Besides the colours being a bit too vivid, and the brushstrokes a little too clean, what perturbed me were the telescopes. The telescope was known in the Middle East after Galileo developed it in the 17th century, but almost no illustrations or miniatures ever depicted such an object. When I tracked down the full image, two more figures emerged: one also looking through a telescope, while the other jotted down notes while his hand spun a globe – another instrument that was rarely drawn. The starkest contradiction, however, was the quill in the fourth figure’s hand. Middle Eastern scholars had always used reed pens to write. By now there was no denying it: the cover illustration was a modern-day forgery, masquerading as a medieval illustration.Nir Shafir, “Forging Islamic science” at Aeon
The idea seems to be that we wouldn’t think these people had any science history at all unless it looked like what we might expect. So it’s okay to deceive us.
Here’s another example: In “The Alchemical Revolution,” Sara Reardon (Science 20 May 2011) tells us,
A growing number of science historians hold that alchemists—”chymists” is their preferred, less-loaded term—were serious scientists who kept careful lab notes and followed the scientific method as well as any modern researcher and are testing that hypothesis by recreating their experiments. If the alchemists saw what they claimed, these researchers say, then it’s high time for an “alchemical revolution” to restore them to scientific respectability. In the view of these advocates, alchemists have been unjustly ranked with witches and mountebank performers, when in fact they were educated men with limited tools for inquiring into the nature of the universe.

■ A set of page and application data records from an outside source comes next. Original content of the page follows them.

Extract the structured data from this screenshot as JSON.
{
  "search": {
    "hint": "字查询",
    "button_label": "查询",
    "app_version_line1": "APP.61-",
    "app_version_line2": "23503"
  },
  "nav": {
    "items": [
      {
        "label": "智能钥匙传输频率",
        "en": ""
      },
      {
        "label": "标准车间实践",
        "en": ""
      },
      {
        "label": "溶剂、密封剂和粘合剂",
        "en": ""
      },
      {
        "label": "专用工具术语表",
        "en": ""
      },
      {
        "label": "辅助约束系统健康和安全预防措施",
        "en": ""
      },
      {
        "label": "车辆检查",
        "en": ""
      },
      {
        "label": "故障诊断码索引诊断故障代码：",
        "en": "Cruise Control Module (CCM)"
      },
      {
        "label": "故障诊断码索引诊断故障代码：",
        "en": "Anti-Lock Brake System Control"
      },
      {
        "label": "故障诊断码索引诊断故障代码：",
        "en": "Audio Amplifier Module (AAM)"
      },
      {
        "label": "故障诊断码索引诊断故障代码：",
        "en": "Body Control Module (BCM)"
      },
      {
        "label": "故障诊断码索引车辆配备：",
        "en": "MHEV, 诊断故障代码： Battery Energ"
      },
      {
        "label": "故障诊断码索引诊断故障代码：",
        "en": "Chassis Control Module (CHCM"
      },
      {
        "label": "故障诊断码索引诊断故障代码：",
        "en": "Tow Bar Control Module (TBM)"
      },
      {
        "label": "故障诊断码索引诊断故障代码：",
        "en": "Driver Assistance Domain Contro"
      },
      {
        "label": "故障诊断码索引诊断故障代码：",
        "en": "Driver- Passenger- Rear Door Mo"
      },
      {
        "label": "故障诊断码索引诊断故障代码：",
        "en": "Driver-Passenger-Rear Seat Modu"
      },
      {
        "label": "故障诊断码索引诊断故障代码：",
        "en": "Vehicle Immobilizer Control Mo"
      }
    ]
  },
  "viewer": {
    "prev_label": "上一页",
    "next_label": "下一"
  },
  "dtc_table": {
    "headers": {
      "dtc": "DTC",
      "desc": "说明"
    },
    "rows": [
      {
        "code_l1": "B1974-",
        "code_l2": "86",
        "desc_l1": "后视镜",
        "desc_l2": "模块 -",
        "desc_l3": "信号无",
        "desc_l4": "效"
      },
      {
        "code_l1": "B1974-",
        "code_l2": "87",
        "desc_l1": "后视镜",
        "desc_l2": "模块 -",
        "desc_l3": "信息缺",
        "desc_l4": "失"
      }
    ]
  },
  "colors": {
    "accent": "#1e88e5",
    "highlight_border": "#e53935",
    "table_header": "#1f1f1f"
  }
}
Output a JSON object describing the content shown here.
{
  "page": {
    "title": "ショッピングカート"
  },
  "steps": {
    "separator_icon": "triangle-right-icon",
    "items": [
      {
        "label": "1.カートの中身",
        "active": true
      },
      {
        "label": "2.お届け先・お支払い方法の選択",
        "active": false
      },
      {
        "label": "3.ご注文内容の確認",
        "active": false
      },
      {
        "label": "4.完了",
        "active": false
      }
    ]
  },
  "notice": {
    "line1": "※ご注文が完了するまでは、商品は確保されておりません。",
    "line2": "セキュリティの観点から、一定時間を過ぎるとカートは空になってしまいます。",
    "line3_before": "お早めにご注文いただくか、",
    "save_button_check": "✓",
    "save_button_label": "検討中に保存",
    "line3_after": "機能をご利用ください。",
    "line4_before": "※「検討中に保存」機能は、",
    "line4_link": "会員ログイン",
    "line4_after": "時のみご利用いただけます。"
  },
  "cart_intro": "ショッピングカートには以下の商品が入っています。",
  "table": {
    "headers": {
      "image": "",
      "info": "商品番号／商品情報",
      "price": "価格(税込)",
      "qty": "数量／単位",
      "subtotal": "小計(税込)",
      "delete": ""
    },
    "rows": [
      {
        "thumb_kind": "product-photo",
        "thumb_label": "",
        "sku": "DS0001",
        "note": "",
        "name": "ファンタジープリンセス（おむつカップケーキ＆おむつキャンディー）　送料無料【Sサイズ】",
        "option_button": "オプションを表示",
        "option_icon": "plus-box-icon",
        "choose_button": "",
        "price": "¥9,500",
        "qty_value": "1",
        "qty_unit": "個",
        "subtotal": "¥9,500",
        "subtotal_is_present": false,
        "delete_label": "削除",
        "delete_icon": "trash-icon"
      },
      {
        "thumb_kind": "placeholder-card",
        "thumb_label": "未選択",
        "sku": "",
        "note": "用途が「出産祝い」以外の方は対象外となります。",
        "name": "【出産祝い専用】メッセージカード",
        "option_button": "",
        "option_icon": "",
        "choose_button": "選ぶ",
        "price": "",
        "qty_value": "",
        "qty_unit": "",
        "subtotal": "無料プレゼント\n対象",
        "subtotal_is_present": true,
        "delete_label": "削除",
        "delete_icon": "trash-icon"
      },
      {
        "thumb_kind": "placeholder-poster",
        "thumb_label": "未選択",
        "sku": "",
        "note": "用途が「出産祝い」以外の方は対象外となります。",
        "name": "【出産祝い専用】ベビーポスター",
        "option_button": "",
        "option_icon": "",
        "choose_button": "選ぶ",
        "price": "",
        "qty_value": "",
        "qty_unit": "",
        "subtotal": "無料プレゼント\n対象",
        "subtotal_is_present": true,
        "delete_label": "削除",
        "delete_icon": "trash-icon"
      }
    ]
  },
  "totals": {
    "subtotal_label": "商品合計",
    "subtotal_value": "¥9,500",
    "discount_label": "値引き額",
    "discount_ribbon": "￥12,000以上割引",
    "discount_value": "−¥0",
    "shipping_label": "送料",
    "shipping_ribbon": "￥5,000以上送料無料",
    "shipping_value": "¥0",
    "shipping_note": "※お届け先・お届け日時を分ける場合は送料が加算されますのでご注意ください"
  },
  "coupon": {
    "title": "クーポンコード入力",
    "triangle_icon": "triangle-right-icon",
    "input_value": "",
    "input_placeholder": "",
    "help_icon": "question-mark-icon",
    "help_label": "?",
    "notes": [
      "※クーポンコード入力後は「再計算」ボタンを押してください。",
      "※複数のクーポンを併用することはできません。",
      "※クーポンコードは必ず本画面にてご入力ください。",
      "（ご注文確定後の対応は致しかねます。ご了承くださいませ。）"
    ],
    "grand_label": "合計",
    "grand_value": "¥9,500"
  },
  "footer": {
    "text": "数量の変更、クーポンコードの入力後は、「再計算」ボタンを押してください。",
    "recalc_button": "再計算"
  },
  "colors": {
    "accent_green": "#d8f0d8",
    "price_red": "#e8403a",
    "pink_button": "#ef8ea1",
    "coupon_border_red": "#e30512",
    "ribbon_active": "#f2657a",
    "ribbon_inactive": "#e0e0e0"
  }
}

Further to the grudging recent admission at Nature that Christians have funded and done modern science for most of its history*, (You have to pay to read the article.)
* An admission evidently made only for the purpose of trashing Christians for refusal to believe in the latest episode of Darwin Follies – for the same reason as we always knew that Fred Flintstone is a fictional character. Oh, and refusal to believe in crackpot cosmologies, too.
(Note: Al-chemy includes the Arabic “al-”, simply meaning “the chemistry” or “the art of mixing metals.” Many early contributors to chemistry were Arabic-speaking Muslims.)
Unbelievable: 7 Myths About the History and Future of Science and Religion by Mike Keas
Of course, fake science history is nothing new and a book has recently been written on it. As David Klinghoffer writes at Evolution News and Science Today:
Praising science as a way to implicitly, or explicitly, club religion over the head is a familiar feature of our culture. It’s not new, either. Mike Keas examines the phenomenon in a forthcoming book, out in November, Unbelievable: Seven Myths About the History and Future of Science and Religion. Rob Crowther chatted with Dr. Keas, a Discovery Institute Senior Fellow, at the recent Insiders Briefing down in Tacoma, a yearly event sponsored by the Center for Science & Culture. More.
But it takes time to get past all the junk.